my.chemeurope.com  
Login  

Laser light guides micro-particles to their target

11-Jan-2013

US and German scientists have used laser light to guide micro-particles through a solution towards a target. The technique could be applied to transport the particles to specific locations inside living cells, they say. These so-called ‘micro-swimmers’ consist of a polystyrene sphere with one hemisphere coated with a thin layer of gold.

The team used ‘photon nudging’, in which a weak laser light is used to intermittently illuminate the swimmers, to cause body-centred propulsion by photophoresis. The technique also allows adaptive control: the system continuously monitors the 3D orientation of the particle as it randomly rotates through the solution, so the operator can choose to only turn on the swimmer’s ‘engine’ when it is pointing towards the desired target.

Original publication:

B Qian et al, Chem. Sci., 2013.

Facts, background information, dossiers
More about Princeton University
  • News
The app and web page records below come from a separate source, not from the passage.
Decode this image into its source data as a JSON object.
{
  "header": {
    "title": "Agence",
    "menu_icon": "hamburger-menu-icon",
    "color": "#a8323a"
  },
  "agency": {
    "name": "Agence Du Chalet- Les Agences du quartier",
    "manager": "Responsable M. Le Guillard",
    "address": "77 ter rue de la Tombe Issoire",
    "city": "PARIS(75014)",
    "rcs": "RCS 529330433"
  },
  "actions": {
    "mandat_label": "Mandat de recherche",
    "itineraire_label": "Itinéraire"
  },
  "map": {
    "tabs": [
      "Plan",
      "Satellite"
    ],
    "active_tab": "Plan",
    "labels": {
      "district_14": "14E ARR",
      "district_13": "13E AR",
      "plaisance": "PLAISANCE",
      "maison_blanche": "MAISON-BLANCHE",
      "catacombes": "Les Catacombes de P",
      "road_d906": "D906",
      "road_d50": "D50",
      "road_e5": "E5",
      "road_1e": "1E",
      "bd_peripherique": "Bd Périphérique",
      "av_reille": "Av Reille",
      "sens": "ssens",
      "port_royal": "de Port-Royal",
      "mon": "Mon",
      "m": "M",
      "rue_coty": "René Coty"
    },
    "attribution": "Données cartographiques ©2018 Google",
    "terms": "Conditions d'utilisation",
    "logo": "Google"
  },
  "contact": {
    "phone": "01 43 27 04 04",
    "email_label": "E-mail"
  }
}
    Electrons slide through the hourglass on surface of bizarre material

    A team of researchers at Princeton University has predicted the existence of a new state of matter in which current flows only through a set of surface channels that resemble an hourglass. These channels are created through the action of a newly theorized particle, dubbed the "hourglass fer ... more

    New reaction turns feedstock chemical into versatile, chiral building block

    Researchers in the Doyle lab at Princeton have developed a direct cross-coupling reaction to produce nitrogen-containing compounds called 1,2-dihydropyridines, versatile building blocks that are highly useful in pharmaceutical research. The reaction employs a chiral nickel catalyst and an a ... more

    Down the rabbit hole

    Researchers at Princeton University have observed a bizarre behavior in a strange new crystal that could hold the key for future electronic technologies. Unlike most materials in which electrons travel on the surface, in these new materials the electrons sink into the depths of the crystal ... more

More about RSC Publishing
Your browser is not current. Microsoft Internet Explorer 6.0 does not support some functions on Chemie.DE